While Americans have been enjoying grilled cheese sandwiches for decades, similar sandwiches developed around 1910 in Europe, such as the French specialty called croque-monsieur. Loosely translated as “crunchy mister,” it consists of French bread spread with Dijon mustard and topped with thinly sliced ham and Gruyère or Emmentaler cheese. The sandwich is then fried in butter. (A croque-madame adds a fried egg on top.) Years later, a similar sandwich called the Monte Cristo was created in California.

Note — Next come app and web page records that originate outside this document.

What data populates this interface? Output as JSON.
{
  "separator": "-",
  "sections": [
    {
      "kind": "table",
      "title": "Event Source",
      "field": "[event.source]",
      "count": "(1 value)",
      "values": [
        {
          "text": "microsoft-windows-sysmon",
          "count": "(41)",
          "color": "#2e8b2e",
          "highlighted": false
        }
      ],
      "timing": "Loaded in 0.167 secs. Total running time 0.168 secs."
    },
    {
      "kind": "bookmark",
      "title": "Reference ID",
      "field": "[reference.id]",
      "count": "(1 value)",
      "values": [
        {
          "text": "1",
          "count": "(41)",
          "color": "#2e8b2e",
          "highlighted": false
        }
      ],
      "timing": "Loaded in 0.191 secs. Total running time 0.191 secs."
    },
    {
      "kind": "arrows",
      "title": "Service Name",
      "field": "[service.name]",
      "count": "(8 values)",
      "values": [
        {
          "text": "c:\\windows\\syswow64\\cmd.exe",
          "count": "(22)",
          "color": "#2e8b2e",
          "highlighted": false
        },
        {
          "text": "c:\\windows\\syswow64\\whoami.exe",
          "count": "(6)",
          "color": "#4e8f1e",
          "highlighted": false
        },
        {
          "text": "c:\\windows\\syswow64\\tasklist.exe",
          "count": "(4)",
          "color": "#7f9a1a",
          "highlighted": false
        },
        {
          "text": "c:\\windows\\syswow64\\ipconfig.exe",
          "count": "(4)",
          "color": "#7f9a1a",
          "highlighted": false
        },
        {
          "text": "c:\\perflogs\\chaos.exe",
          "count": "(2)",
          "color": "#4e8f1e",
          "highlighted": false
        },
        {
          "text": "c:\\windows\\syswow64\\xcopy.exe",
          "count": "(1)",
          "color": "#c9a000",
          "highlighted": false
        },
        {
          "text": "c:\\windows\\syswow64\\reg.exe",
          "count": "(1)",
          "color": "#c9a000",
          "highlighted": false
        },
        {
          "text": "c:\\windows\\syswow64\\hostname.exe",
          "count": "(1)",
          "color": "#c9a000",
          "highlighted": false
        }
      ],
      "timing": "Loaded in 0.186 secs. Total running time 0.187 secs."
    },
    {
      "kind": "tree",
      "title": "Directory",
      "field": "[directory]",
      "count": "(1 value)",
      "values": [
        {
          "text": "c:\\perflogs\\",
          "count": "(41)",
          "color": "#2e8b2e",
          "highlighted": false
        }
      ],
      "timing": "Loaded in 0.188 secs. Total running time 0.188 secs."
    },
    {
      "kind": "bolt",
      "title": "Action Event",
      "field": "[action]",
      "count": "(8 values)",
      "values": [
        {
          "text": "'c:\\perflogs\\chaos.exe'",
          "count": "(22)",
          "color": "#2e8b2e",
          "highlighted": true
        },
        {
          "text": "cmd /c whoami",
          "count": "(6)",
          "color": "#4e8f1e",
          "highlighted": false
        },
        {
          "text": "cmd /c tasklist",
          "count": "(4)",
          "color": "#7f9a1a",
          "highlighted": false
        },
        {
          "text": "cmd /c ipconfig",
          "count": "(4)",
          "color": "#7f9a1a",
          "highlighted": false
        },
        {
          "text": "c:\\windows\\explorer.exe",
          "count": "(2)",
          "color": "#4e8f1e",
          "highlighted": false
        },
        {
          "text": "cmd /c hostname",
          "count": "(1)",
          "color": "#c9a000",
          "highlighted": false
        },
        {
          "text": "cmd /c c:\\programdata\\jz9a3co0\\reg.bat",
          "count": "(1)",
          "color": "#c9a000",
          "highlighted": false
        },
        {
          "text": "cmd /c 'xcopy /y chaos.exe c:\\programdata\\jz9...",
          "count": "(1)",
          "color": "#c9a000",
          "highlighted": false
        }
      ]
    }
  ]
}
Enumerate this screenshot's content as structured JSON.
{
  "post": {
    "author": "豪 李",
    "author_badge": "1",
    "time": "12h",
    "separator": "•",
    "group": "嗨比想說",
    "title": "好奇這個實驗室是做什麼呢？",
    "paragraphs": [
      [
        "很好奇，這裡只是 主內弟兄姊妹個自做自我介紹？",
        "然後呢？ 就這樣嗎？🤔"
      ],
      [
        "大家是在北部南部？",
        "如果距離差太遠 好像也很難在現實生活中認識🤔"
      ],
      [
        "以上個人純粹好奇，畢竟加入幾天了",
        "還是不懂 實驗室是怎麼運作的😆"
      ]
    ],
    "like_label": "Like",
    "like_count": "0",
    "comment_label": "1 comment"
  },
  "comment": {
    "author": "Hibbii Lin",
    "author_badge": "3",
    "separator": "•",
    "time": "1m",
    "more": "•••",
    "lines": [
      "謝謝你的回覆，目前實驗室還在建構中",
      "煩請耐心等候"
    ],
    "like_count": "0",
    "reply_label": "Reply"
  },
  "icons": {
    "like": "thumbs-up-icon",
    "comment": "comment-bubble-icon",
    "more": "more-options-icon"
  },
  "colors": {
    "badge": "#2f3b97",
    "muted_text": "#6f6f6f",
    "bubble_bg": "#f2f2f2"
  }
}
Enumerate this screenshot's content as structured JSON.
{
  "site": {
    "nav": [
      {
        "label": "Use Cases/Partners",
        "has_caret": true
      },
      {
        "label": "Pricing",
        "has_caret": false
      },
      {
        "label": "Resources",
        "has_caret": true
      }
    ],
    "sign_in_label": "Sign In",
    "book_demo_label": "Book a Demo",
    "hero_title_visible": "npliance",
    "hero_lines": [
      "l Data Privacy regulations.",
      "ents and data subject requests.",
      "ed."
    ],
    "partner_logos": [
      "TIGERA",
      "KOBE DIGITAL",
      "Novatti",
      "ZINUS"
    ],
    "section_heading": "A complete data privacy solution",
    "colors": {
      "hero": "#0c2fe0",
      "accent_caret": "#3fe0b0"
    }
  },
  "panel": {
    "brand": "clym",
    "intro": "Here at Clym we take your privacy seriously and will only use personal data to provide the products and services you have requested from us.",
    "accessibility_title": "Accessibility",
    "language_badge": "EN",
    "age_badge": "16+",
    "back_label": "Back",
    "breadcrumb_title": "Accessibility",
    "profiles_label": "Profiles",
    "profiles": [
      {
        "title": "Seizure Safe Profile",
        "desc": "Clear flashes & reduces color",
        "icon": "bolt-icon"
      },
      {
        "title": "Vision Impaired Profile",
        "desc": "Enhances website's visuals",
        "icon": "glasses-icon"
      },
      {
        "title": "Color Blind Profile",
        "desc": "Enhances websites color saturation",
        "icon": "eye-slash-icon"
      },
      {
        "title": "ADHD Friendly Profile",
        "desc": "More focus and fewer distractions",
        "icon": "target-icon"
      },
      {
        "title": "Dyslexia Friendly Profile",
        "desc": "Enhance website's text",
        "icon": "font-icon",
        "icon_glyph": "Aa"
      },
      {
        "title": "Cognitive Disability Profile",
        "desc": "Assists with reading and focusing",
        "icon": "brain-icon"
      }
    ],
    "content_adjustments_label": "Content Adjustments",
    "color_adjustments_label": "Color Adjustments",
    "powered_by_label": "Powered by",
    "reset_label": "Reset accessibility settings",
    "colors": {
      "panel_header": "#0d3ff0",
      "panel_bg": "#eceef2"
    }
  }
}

This variation of the croque-monsieur is dipped in egg batter, pan-fried or deep-fried, and often sprinkled with powdered sugar and served with strawberry preserves.
Grilled Cheese Recipes for Weeknight Meals
Even though grilled cheese sandwiches are often featured as a lunch item, they can be made for any meal of the day. Try setting up a grilled cheese station (like a taco bar) where everyone in the family can have the opportunity to be creative and maybe even expand their food repertoire. Pick cheeses that melt well, and have fun selecting a variety of condiments and other complementary foods. This idea also works well for birthday parties instead of ordering yet another pizza.
Here are some suggestions for the Grilled Cheese Bar:
Breads: Country style white, multigrain, rye, asiago cheese, French peasant, and pumpernickel.
Condiments and Add-ons: jams, chutneys, fresh herbs, honey, bacon, pickles, olive tapenade, caramelized onions, fresh or sun-dried tomatoes, and even fruits like sliced apples.
If you want to make a proven winner, try this award-winning recipe:
Garlic Brick on Seeded Rye with Roasted Garlic Butter
This recipe comes courtesy of Christine Pieper, an analyst at The Wisconsin Cheeseman’s parent company, Colony Brands, Inc. It took third place in the Wisconsin Grilled Cheese Championship’s Professional Classic category in 2014. A “Classic” entry may only use cheese, butter and bread, with no additional fillings. (A compound butter may be used on the outside.)
Roasted Garlic Compound Butter:
1 lb. salted butter, softened
1 head roasted garlic
1/8 tsp. vanilla
1 Tbsp. bourbon
Make the night before so flavors have time to develop. Place butter in small to medium-size bowl; squeeze roasted garlic cloves onto butter, discarding the peels. Add the vanilla and bourbon to the butter. Mix all ingredients with a fork until well blended. Cover the bowl tightly and refrigerate overnight.
To make the sandwich:
½ cup shredded Garlic Brick at room temperature (shredding the cheese makes it melt more evenly)
2 slices seeded rye bread
You will need a medium non-stick skillet. Spread compound butter on the outsides of the rye bread. Place the first slice of bread on the skillet butter-side down. Turn the heat to medium. Place the shredded cheese evenly across the bread and then cover with the other slice of bread. Lightly press down on top layer of bread to make sure the sandwich has contact with the skillet and the cheese compacts slightly. Within 2 to 3 minutes, or when the bread smells and looks like it’s getting toasty, flip the sandwich over to cook the other side. Once the other side is toasted, remove from the sandwich from the skillet and serve immediately.
For more ideas, peruse this amazing array of combinations at the Grilled Cheese Academy developed by the folks at the Wisconsin Milk Marketing Board.
Whether you like your comfort food basic or gourmet, there are many grilled cheese recipes waiting to be discovered to suit any taste.